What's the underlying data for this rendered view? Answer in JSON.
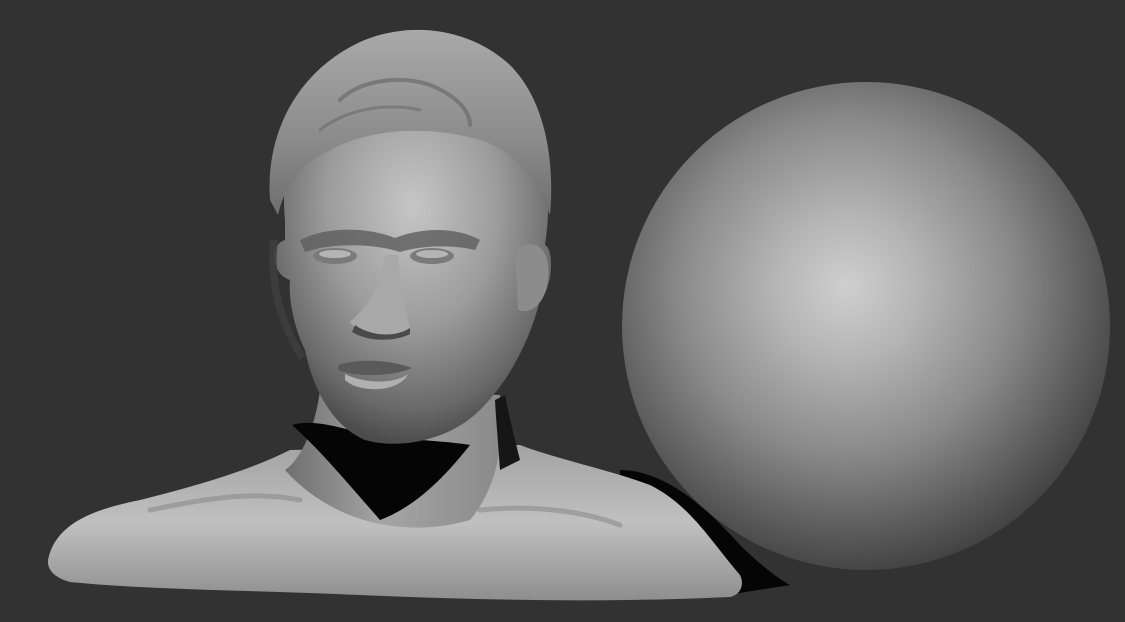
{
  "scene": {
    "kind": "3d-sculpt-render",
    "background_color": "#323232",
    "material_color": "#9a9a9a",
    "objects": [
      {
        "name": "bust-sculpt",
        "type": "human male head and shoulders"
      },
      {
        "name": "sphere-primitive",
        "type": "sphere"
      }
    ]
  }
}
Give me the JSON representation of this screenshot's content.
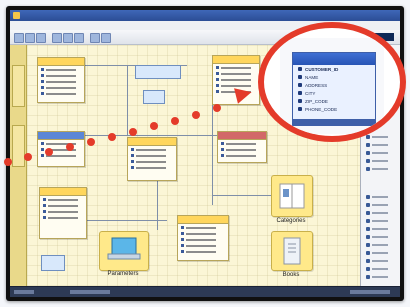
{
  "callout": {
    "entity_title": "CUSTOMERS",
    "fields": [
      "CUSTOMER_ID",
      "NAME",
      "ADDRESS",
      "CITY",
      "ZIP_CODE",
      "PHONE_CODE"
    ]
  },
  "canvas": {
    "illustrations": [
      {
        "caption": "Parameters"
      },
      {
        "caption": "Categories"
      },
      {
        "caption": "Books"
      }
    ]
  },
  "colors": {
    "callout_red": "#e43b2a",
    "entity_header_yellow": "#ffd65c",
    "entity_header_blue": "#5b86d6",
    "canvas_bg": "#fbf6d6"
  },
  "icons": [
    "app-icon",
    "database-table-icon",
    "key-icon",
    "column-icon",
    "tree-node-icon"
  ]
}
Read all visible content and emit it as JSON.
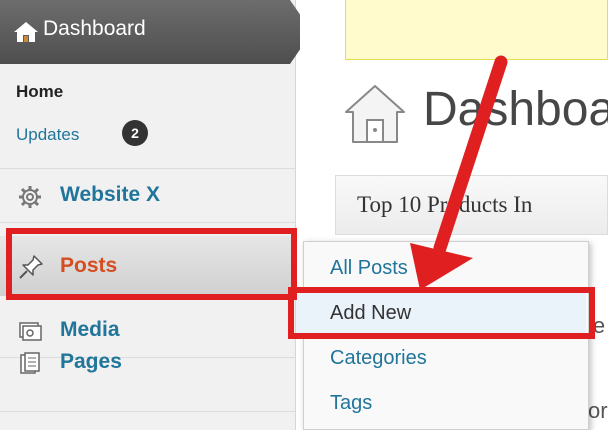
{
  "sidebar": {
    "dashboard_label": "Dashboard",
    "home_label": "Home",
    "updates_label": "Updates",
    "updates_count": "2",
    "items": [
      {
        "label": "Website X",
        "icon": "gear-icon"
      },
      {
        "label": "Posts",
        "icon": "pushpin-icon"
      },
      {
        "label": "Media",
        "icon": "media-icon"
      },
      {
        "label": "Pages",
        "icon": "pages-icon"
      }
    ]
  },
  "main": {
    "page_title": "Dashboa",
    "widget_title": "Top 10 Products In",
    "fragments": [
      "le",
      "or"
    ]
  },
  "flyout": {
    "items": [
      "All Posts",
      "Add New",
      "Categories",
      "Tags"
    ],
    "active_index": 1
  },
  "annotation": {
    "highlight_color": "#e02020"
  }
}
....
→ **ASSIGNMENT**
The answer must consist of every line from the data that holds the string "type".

→ **COMPLETED EXERCISE**
        "type": "human male head and shoulders"
        "type": "sphere"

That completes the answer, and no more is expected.